3. Increased access to hands-on learning and apprenticeships: Preparing students for their future careers through experiential learning opportunities outside of the classroom is like trying one on. If someone demonstrates proficiencies and interest that industry is looking for, corresponding educational and career pathways can be strategically offered and incentivized to an already vetted, future employee. If the opposite, investment in training in a non-viable employee is removed from a company’s bottom line. Vital Link, an example of a  non-profit organization in Southern California offers students hands-on programs that introduce them to the world of robotics, engineering, manufacturing, healthcare and medical, computer programming, digital media arts, and automotive technology enabling them to explore their interests, expand their skill sets, and develop a network to create pathways to “jumpstart” their future careers – an expedition manufacturing so desperately needs.

For the skills gap to close, more than factory doors need to open; so do our minds.
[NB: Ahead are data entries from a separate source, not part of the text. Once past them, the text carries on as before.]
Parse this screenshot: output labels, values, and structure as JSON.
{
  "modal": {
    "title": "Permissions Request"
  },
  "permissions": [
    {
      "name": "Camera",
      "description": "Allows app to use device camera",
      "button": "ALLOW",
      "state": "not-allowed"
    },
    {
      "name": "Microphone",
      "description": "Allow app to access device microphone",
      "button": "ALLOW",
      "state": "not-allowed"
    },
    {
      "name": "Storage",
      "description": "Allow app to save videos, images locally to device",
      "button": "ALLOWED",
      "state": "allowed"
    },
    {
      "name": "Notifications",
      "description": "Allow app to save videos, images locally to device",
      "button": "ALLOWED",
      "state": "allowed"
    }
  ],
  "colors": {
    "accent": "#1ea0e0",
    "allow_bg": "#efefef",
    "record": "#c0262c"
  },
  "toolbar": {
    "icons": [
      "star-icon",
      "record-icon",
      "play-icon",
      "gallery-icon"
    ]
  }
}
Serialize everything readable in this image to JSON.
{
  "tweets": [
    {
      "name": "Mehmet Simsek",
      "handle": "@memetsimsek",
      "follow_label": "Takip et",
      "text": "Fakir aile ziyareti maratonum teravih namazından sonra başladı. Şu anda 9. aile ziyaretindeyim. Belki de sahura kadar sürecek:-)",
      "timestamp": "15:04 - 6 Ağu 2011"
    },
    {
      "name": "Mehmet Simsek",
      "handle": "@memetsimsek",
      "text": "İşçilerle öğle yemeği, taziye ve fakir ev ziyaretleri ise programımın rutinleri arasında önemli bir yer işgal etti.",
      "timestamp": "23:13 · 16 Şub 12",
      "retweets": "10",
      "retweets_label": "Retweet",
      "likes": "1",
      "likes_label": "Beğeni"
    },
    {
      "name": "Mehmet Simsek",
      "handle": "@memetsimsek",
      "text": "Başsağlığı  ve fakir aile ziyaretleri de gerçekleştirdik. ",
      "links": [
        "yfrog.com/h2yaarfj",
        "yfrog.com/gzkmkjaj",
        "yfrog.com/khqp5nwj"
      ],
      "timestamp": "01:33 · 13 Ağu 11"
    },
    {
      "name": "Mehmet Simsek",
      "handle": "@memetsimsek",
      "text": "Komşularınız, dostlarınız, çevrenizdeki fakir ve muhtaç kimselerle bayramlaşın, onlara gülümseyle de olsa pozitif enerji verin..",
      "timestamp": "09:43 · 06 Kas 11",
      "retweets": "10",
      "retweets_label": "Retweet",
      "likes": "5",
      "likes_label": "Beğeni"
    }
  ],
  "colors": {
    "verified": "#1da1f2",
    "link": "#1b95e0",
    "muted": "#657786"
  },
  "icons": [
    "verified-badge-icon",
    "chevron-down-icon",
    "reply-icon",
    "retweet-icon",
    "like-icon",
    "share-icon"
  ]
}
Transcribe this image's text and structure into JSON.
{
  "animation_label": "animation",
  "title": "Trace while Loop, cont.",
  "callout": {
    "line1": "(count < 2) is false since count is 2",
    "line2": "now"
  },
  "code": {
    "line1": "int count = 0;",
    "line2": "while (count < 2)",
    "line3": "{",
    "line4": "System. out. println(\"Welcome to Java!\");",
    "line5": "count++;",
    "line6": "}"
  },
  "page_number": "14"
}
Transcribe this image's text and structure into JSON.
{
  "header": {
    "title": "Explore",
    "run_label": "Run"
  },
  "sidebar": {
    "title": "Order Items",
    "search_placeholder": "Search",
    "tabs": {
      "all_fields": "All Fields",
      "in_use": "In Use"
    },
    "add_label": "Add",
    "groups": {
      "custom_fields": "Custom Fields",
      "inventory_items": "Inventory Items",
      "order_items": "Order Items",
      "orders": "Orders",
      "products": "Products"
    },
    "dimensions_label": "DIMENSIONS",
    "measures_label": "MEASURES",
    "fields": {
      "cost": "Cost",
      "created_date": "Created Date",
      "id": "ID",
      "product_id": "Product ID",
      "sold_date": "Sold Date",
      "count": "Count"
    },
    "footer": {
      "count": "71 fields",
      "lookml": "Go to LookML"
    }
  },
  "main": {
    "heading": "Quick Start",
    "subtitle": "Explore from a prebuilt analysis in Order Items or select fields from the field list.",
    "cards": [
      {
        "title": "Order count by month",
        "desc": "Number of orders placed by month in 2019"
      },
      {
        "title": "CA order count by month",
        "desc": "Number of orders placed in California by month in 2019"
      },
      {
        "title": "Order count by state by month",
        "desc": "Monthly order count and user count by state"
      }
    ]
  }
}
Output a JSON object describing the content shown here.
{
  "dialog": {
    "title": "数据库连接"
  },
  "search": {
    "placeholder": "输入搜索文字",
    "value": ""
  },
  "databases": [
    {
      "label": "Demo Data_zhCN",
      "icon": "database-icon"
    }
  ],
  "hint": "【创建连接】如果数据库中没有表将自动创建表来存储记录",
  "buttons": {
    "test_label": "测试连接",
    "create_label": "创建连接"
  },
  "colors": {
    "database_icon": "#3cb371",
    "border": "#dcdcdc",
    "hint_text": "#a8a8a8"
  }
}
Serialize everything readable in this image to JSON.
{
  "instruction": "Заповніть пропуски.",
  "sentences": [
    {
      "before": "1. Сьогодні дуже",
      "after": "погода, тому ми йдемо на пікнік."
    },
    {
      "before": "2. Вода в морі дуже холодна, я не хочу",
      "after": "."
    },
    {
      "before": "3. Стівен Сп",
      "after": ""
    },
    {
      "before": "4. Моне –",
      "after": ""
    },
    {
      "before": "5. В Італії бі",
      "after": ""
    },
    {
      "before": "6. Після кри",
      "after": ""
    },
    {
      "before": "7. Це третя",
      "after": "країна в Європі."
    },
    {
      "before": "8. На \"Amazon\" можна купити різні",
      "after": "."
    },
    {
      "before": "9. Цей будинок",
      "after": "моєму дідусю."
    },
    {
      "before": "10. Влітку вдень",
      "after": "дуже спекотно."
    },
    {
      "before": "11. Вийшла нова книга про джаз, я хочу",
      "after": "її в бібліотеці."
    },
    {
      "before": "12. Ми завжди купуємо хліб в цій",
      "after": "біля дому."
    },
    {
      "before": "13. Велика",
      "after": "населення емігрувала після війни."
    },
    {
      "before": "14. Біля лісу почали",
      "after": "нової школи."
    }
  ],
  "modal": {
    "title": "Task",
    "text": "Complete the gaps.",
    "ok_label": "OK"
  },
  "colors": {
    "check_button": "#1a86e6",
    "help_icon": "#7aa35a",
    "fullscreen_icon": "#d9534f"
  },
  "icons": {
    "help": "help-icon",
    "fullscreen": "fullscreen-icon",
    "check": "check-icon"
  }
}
Will Healy III, a mechanical engineer at Purdue University, perhaps says it best. “Pick something you will do different in 2022. You have to.” 

Care to share your own ideas for closing the skills gap in 2022? Please comment below.

Everyone’s a Gamer

Gaming habits continue to skyrocket in 2021 and beyond.

Over the past few decades, the term “gamer” has been loosely used to categorize the maligned, often-misunderstood group of people that regularly engage in video, computer, or tabletop games. But the truth is, we’re all gamers today, as the immersive power of gaming has sprinkled its magic fairy dust on our otherwise linear, more traditional methods of entertainment and learning, and there’s no shame in that.

The demographics of gaming are changing. 

No longer is it just teenage boys scraping up change for the latest Call of Duty, but instead the gaming market has exploded in all directions. Mobile gaming, esports, VR/AR, social gaming, and gaming streaming have all attracted new audiences. Take Netflix, the COVID-crowned king of binging’s latest announcement of adding video games to its service. It’s the everyday mainstream population they’re responding to – our preferences, our peak hours, and our penchant for interactivity. Sitting on the sofa as a voyeur to other people’s narrative is no longer enough for us, according to their research. 

We want in.

Even Peleton, the bike that pedaled so many of us through the pandemic from our living rooms is upping their game by adding Lanebreak to their repertoire. Similar to your typical rhythm and dance games, here you’re incentivized to pedal at a certain cadence or resistance along a Tron-like virtual highway. 

We play to slim.

Learning games are earning more than points.

Mobile games in education have also taken a giant leap forward as of late. Hands-on skills development is now, literally, in the palm of middle and high schoolers hands, offering engaging ways for kids to gain career-making skills and connections, and for industry to grow a work-ready talent pool, even in under-resourced communities.

We play for our future.

Even though video games have been a part of the popular culture since the early 1980’s, no one could foresee how important gaming would become in the 21st century. So as we begin to shed the gaming stigma of yesteryear, it’s time to embrace this new era of game-changing connectivity that offers real-time, real-life rewards.

If you can’t beat ‘em, join ‘em.

Do you have a favorite game? If so, please share below!